Saturday, August 30, 2014

Henry Adams - "Founder of New England"

Family Lineage: 1 Henry Adams, 2 Mary Adams, 3 Jonathan Fairbanks Sr., 4 Jonathan Fairbanks, Jr., 5 Joshua Fairbanks, 6 John Fairbanks, 7 Theophilus Fairbanks, 8 Elizabeth Fairbanks, 9 Sarah Elizabeth Lane, 10 Estella Elizabeth Foss, 11 Harold Hayward, 12 Judith Ann Hayward

1583 – 1646

Henry Adams was born in Barton St. David, Somersetshire, England, the youngest of 4 children of John Adams (no – not that John Adams – he came into the family a few generations later). The Adams had deep roots in their homeland as farmers (who grew the barley) and "maltsters" (who processed it into ale, bread products, cereal, etc.).

What finally convinced Henry and his wife, Edith Squire Adams, to leave family and friends behind in 1638 and sail over 3,000 miles to America with all but one of their children?  Did they even begin to suspect the danger of - first - traveling on a flimsy ship in a raging sea and then - after reaching land - re-building their lives in an unknown, unsettled and dangerous wilderness? 

The decision itself must have been even more devastating because what they did know was that they probably would never again see those they had left behind. After all, their only means of communication at that time would have been through letters entrusted to the captain of a ship which hopefully would reach their destination sometime in the next 6 months (no telephone, Skype or Facebook for them!)
Documented family history reveals that Henry and his wife had probably become Puritans in the early 1600s, which is when Puritanism was rapidly growing throughout the country.

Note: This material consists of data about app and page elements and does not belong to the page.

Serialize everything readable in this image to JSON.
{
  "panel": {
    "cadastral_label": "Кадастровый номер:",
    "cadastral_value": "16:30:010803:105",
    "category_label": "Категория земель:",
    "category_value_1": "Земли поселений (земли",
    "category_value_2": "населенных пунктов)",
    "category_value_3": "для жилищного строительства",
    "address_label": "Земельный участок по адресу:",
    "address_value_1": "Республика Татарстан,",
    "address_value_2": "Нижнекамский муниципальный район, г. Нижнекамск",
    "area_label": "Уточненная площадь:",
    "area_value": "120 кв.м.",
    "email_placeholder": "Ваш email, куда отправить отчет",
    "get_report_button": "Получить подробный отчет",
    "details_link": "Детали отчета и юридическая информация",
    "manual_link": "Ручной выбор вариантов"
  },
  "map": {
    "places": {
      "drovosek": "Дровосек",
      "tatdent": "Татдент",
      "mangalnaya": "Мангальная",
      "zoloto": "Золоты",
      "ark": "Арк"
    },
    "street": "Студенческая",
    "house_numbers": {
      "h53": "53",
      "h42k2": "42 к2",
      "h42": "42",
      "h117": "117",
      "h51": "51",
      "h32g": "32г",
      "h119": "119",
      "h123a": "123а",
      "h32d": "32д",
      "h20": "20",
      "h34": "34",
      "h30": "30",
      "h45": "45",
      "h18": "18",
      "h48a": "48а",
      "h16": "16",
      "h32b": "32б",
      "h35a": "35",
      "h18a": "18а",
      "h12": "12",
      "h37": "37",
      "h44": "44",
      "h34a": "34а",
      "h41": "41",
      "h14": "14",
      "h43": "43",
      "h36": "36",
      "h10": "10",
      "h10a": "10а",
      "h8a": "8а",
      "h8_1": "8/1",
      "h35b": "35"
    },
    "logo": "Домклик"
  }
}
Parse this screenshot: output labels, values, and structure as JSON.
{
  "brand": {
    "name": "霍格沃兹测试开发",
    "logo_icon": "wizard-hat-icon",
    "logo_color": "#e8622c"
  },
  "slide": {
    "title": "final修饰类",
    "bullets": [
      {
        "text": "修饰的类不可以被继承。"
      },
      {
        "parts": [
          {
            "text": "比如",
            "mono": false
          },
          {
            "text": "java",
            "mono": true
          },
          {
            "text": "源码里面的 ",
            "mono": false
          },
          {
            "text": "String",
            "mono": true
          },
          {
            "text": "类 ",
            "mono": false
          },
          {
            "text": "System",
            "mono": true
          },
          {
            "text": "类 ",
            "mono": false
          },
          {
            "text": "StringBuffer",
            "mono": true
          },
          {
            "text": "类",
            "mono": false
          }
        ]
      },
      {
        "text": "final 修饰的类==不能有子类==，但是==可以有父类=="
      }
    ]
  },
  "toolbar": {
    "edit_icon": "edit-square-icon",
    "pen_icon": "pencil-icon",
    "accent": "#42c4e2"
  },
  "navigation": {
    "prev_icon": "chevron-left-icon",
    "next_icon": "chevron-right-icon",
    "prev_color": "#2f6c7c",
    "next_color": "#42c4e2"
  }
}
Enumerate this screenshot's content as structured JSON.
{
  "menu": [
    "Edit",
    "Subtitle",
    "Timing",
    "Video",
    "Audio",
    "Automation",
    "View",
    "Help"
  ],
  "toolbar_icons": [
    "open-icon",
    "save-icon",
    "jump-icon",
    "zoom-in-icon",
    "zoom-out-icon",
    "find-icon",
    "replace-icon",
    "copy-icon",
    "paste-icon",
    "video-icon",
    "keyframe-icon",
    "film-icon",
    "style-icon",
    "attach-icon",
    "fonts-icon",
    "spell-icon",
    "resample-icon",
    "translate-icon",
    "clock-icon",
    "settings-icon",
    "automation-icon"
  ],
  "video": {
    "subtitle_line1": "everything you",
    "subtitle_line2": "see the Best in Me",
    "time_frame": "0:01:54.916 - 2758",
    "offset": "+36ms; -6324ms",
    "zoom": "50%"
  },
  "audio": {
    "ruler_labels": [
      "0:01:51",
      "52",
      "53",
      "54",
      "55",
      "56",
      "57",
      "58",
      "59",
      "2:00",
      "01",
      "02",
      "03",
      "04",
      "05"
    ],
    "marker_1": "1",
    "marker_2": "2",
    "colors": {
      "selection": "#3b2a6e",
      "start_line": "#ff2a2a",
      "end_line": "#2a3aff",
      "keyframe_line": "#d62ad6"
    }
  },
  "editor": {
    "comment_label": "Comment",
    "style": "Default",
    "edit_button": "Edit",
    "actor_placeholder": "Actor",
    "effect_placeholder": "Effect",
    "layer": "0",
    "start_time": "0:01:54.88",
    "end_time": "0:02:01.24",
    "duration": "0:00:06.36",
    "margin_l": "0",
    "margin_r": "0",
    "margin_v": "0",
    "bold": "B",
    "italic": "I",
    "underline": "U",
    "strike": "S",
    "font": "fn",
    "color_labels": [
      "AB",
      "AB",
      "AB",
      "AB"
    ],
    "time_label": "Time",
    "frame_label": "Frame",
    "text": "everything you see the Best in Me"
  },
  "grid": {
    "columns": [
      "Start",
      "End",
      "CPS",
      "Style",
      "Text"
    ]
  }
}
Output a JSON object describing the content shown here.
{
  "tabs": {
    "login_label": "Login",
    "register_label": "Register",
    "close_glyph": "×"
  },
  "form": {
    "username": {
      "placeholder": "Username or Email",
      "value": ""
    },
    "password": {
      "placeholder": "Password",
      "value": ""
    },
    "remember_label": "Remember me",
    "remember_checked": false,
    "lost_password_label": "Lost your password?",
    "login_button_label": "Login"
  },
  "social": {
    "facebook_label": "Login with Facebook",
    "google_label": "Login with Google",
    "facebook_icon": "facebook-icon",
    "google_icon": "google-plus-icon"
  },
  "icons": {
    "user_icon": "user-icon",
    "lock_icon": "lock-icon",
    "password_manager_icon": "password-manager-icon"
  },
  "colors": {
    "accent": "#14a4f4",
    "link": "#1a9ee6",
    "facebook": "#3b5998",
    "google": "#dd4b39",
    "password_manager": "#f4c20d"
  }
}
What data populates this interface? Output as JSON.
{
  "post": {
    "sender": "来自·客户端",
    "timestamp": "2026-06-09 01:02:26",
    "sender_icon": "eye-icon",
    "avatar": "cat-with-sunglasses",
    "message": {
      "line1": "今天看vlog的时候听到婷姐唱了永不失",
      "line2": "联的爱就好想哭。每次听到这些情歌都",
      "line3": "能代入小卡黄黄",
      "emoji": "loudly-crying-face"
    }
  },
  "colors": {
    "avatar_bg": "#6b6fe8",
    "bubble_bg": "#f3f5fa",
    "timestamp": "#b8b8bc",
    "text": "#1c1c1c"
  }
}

This trend continued despite civil and ecclesiastical prosecutions to enforce conformity to the established church.  Soon, in response to the ever-expanding  restrictions being put into place against their method of worship, a number of organizations were created to help these Puritans travel to a new world where they might live free from the persecutions of the established church. 

Between 1629 and 1640, about 25,000 Puritans had become the founders of what is now known as "New England".  In fact, some of Henry's friends and even his wife's sister had already made the arduous trip, and they must have fervently prayed that their loved ones had arrived safelyand were waiting for them. 

This was probably the prime motivator for Henry to decide in 1638 that  it was time to leave home.  It just wasn't safe anymore!  And it is likely that they joined the Massachusetts Bay Company which had secured a charter for a colony in Massachusetts.  It was a good decision. The family survived the long journey and, in 1639, Henry was granted 40 acres of land by the town of Boston on which to settle.

However, even after their safe arrival and settlement, there were also unforeseen tragedies. In 1675, their eldest son, Lt. Henry Adams, Jr., was killed by Indians while standing  in his doorway during the “King Philip's War” (one of the little known French-Indian wars), and most of the town of Medfield was destroyed. Ironically, his wife, Elizabeth, was not at home at the time because she was very ill and being treated on the second floor of a minister/physician's home. During the battle, a gun in the hands of a captain commanding a garrison stationed on the first floor of the doctor's house was accidentally discharged.  The ball passed through the floor boards, the bed and into Elizabeth, resulting in her death the next day (Medfield Vital Records, page 189; “History of Medfield,” page 85). 

Eventually Henry became known as “The Founder of New England”.  That could be because of the extraordinary number of grandchildren (89) born to the children of Henry and Edith after their arrival in America.

President John Quincy Adams
These grandchildren - and their grandchildren - also took a prominent place in America's history. They were President John Adams, his brother, Samuel (a rabblerouser if there ever was one who became Governor of Massachusetts after the Revolution), and their children which included President John Quincy Adams. 
John Adams, 2nd President of U.S.

 Many years later, Henry's gg grandson, the second President of the United States, John Adams, commissioned a monument to be  erected extolling Henry Adams' virtues of “piety, humility, simplicity, prudence patience, temperance, frugality, industry and perseverance”.  That monument, as shown above, is still standing.

Henry and his large family seemed to prefer settling near the coast in Braintree Massachusetts, which is now known as Quincy. His biographers do not associate him with the more radical and religious Puritans, nor with the liberal and outlawed Pilgrims, but rather see him and other followers of Rev. John White as adventurers, seeking a new world where the boundaries of a class society could be overcome. (N. E. History and Genealogy Register, Vol. VII., p. 35(1853).")